From Moses to Christ
The Mosaic covenant governed the life of God’s people and established the structure and practice of the church from the period of Moses until Christ. Thus, the same sacramental, discipleship, and multiplication principles of the church’s worldwide mission applied then as well. It is worth noting, however, that the understanding of God’s global purposes for the church deepened over the many centuries between Moses and Jesus. Over time, the worldwide focus of the church’s mission became even clearer. Jonah was sent to preach to Assyria. Psalm 68 calls for God to bless Israel so that the nations would see it and come worship the Lord. Isaiah 42:6 declared that Israel had been called specifically as a light to the nations. Various gentiles including Rahab, Ruth, and Naaman came to faith in the God of Israel (Josh. 2:11; Ruth 1:16–17; 2 Kings 5).
In addition, although Israel broke the old covenant and went into exile, blessing started coming in force to the world. During the exile and its aftermath, the synagogue system was established, allowing Jews to grow in their knowledge of God’s Word even outside of Israel. But many gentiles were exposed to the God of Israel by visiting these synagogues and talking with Jews in Babylon, Rome, and elsewhere. In Persia, the rescue of the Jews through the efforts of Queen Esther led to many Persians’ joining the people of God (Est. 8:17).
The introduction of synagogues provided a new way for the old covenant church to engage in the work of discipleship. Jesus and the Apostles clearly approved of the synagogue system, for they took part in its worship and discipleship activities (Luke 4:16–27; Acts 13:13–43). Furthermore, there were analogues to the new covenant church officers of elders and deacons in the leadership of the synagogues, and much of early Christian corporate worship was based on worship in the synagogue.
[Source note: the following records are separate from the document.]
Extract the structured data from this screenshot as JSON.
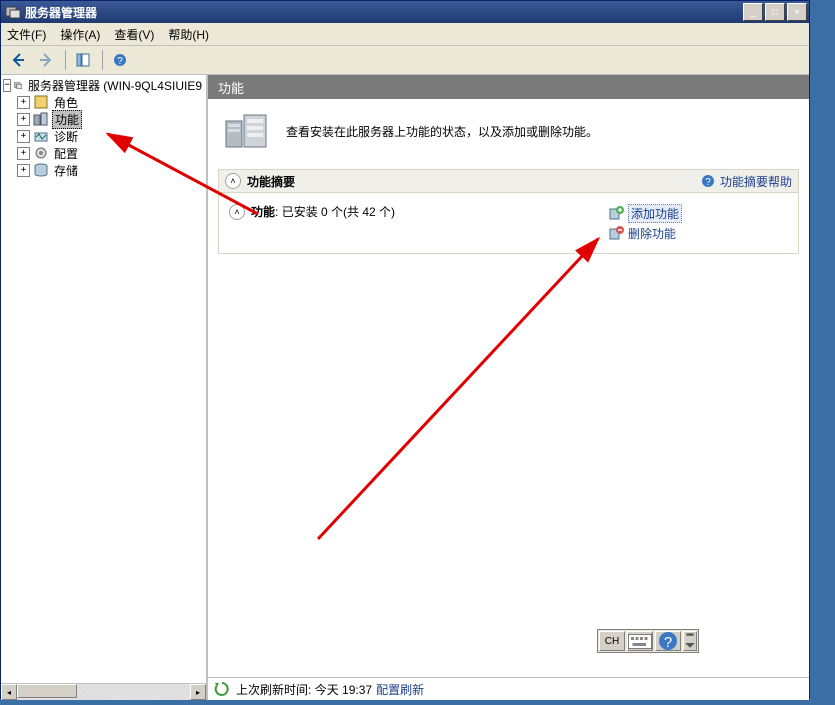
{
  "window": {
    "title": "服务器管理器",
    "btn_min": "_",
    "btn_max": "□",
    "btn_close": "×"
  },
  "menu": {
    "file": "文件(F)",
    "action": "操作(A)",
    "view": "查看(V)",
    "help": "帮助(H)"
  },
  "tree": {
    "root": "服务器管理器 (WIN-9QL4SIUIE9",
    "roles": "角色",
    "features": "功能",
    "diagnostics": "诊断",
    "configuration": "配置",
    "storage": "存储"
  },
  "content": {
    "title": "功能",
    "summary": "查看安装在此服务器上功能的状态，以及添加或删除功能。",
    "group_title": "功能摘要",
    "group_help": "功能摘要帮助",
    "features_label": "功能",
    "features_status": "已安装 0 个(共 42 个)",
    "add_feature": "添加功能",
    "remove_feature": "删除功能"
  },
  "status": {
    "last_refresh_label": "上次刷新时间:",
    "last_refresh_value": "今天 19:37",
    "configure_refresh": "配置刷新"
  },
  "ime": {
    "lang": "CH"
  }
}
God was apparently preparing for the new covenant church by allowing His old covenant church to develop structures for leadership and worship that the Apostles would use for the new covenant church.
The Church Is Forever
This very brief look at the church throughout history is not exhaustive. More could be said about its development, but I do want to briefly note one significant application to our understanding of the church as a result of this survey. Since the church was present under the old covenant as well, and since the old covenant church included both believers and nonbelievers (all Israelite males were circumcised, even those who rejected the Lord for idolatry), then we cannot say that the difference between the old and new covenant churches is that the new covenant church includes only believers, at least not yet. One day that will be true, but until Jesus returns, people who lack true faith in Christ will join the visible church by outward profession of faith. We strive and pray to prevent this from happening, but it will occur. The new covenant church as we wait for Jesus’ return includes all professing believers and their children, even those who do not really trust Jesus.
In turn, this has ramifications for our view of the sacraments. Under the old covenant, one joined the church by circumcision before one could profess faith if one was a child of church members. If that was the case and the church then existed under that covenant, then we should follow the same principle by baptizing the children of those who have professed faith in Christ during this new covenant era.
However, this does not mean there is no real advance under the new covenant as we wait for Jesus to return. Clearly, the new covenant church has a better understanding of its mission. The world is also coming into the church in a way it never did under the old covenant. Even now, the church is growing around the world until the fullness of the elect come in. Then the church will include people from every tribe and tongue, who will worship the Lord God forever (Rev. 7:9–12).